"OPALCO CARES" is the new motto, but cares about what? Mostly, it seems, about concealment. Thomerson and the board evidently violated OPALCO's bylaws by doing much of their business in executive and "working for sessions," both of which are secret, neither of which the bylaws provide for. As for its regular meetings, the board has so streamlined its minutes that they cease to inform. Sadly, OPALCO is most transparent now only in the board's determination to shroud what it is doing.
Led by Thomerson, the board undertook a multi-million dollar broadband project. An insufficient number of the membership endorsed the project, most deciding not to pay an additional $15/month, much less the $90-a-month broadband-connection charge.
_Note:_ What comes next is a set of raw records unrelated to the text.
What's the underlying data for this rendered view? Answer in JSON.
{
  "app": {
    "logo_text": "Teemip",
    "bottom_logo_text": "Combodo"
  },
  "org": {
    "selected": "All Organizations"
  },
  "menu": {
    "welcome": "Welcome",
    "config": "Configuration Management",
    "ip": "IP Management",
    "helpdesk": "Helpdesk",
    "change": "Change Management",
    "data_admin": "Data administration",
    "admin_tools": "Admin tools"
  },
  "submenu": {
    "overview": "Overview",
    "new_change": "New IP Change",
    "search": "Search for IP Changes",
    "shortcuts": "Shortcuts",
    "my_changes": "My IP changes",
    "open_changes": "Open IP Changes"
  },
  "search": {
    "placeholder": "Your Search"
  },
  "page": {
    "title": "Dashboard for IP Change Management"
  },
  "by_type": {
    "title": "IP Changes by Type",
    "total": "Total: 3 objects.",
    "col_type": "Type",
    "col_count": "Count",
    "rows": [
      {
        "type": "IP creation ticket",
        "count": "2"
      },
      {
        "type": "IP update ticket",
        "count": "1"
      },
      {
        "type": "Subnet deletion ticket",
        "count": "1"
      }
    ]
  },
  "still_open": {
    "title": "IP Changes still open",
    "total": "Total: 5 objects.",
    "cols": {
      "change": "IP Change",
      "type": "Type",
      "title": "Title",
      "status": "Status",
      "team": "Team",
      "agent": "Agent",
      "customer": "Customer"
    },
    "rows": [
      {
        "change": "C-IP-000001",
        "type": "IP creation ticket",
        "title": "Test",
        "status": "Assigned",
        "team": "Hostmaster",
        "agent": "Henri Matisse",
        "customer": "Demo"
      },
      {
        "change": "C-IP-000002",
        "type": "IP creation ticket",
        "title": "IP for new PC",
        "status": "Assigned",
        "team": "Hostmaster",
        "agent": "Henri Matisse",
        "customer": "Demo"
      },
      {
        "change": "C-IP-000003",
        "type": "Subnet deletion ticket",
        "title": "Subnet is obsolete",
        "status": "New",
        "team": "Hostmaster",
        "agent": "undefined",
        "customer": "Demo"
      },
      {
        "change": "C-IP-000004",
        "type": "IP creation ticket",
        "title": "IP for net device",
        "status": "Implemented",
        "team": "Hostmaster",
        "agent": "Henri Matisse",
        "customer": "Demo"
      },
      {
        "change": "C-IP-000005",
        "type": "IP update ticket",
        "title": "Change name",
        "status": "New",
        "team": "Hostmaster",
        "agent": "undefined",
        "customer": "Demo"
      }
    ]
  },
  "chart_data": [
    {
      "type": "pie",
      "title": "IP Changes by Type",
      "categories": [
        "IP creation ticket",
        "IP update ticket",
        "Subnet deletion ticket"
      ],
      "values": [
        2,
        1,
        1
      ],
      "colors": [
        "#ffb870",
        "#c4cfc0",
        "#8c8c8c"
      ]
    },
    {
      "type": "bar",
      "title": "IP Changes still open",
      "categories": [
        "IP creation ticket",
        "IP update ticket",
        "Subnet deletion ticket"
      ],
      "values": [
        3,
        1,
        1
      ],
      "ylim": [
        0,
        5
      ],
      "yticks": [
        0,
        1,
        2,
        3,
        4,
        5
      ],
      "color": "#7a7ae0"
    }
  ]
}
Undeterred, the board, it appears, has persevered in its project, now camouflaging it under expenditures for the maintenance and improvement of its core electrical service.
The board's conduct is fiscally questionable, ethically wrong and may violate the directors' fiduciary responsibilities. The board has denied us information regarding OPALCO's directions, undertakings, and financial risks, for which we, owner-members, are liable.
Many of us moved to San Juan County so as to live in a small community whose dealings were transparent, responsive to the residents and largely just. Now we learn OPALCO, whose only job is to ensure reliable electricity at a fair cost, exhibits an arrogance, clandestine manipulation, and deceit expect to find at an Enron, a Countrywide, the too-big-to-fail banks and General Motors.
What amazes one about OPALCO is how the clumsy, ham-fisted behavior appears disproportionate to the states. Are we missing something? But the behavior is not yet endemic, and while we can still assign personal culpability, we can call for Thomerson's resignation and the resignations of those on the board and in management who acted on the principle that their ends justify their shameless means.